Out of the records below, copy all lines in which the word "CHEP" occurs.
BEGIN Dataset records
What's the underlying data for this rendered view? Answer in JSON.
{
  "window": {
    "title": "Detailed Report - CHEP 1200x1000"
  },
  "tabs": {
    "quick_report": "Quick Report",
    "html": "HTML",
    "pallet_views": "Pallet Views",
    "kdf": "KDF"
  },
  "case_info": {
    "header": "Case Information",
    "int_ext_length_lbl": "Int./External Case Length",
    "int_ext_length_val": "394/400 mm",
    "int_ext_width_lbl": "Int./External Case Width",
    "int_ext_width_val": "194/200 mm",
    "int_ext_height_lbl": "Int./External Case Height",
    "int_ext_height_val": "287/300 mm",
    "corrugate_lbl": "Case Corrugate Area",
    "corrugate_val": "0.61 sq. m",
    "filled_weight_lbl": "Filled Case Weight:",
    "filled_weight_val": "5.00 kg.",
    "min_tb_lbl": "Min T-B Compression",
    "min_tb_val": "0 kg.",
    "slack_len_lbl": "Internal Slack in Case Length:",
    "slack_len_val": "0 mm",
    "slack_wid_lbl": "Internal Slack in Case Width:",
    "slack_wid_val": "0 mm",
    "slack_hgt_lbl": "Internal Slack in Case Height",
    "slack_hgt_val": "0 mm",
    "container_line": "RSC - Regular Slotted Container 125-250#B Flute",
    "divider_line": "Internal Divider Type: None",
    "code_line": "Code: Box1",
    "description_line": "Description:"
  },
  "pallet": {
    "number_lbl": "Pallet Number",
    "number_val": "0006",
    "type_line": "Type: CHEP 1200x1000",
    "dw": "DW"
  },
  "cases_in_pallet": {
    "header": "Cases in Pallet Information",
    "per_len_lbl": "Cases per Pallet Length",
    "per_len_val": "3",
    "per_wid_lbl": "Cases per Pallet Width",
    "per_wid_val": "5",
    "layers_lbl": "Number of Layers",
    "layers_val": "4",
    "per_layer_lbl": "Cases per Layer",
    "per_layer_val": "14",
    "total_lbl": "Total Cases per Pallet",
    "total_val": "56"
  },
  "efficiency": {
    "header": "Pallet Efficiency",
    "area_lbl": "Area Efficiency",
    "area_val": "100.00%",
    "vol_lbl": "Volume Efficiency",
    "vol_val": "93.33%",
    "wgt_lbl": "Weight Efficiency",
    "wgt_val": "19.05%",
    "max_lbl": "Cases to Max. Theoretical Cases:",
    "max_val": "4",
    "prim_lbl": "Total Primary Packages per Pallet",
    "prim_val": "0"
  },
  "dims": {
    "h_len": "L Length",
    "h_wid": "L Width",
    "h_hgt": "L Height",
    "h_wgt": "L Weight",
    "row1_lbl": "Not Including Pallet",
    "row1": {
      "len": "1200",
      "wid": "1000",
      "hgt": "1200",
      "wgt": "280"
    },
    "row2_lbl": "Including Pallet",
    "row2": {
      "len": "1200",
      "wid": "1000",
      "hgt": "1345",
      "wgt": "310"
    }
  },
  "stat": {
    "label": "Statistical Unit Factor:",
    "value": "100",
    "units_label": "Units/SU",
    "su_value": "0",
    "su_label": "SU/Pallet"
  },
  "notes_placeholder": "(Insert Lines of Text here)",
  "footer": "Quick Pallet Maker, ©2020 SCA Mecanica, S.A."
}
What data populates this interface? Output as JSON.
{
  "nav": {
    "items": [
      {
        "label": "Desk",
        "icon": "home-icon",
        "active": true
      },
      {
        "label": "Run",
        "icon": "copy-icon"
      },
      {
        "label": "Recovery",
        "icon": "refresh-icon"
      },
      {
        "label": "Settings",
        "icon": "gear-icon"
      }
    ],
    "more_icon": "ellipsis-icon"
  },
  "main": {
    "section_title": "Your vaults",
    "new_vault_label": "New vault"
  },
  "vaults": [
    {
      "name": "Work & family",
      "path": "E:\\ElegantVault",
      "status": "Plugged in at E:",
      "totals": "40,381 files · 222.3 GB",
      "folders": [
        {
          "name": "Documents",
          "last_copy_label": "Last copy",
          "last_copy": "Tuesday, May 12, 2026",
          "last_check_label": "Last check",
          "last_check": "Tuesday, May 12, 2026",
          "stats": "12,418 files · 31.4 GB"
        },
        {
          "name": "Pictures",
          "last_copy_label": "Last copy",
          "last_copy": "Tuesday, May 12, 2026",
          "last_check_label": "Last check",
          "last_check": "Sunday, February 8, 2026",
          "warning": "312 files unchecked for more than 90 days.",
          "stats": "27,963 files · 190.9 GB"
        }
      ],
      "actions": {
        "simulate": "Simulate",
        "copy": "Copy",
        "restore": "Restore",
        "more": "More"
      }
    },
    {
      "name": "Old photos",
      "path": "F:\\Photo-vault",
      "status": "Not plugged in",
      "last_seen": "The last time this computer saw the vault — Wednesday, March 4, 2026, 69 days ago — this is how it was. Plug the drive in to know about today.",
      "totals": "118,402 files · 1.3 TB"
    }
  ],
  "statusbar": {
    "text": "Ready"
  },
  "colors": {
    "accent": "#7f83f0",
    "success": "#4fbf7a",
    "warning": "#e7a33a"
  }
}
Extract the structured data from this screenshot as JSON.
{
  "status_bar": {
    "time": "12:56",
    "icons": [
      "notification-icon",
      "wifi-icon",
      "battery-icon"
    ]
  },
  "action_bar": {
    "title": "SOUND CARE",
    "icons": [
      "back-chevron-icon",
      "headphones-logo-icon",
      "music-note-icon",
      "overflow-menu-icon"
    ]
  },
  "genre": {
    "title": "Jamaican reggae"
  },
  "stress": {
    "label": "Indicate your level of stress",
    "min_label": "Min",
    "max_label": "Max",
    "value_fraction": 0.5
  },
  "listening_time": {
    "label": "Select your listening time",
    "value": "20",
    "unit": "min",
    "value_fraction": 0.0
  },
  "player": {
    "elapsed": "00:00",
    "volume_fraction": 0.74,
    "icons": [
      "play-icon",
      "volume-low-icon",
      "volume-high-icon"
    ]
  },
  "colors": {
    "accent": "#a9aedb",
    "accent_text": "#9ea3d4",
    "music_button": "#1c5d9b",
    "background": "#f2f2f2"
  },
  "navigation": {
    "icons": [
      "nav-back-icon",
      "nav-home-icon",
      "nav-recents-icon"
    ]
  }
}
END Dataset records
Your response ::
    "title": "Detailed Report - CHEP 1200x1000"
    "type_line": "Type: CHEP 1200x1000",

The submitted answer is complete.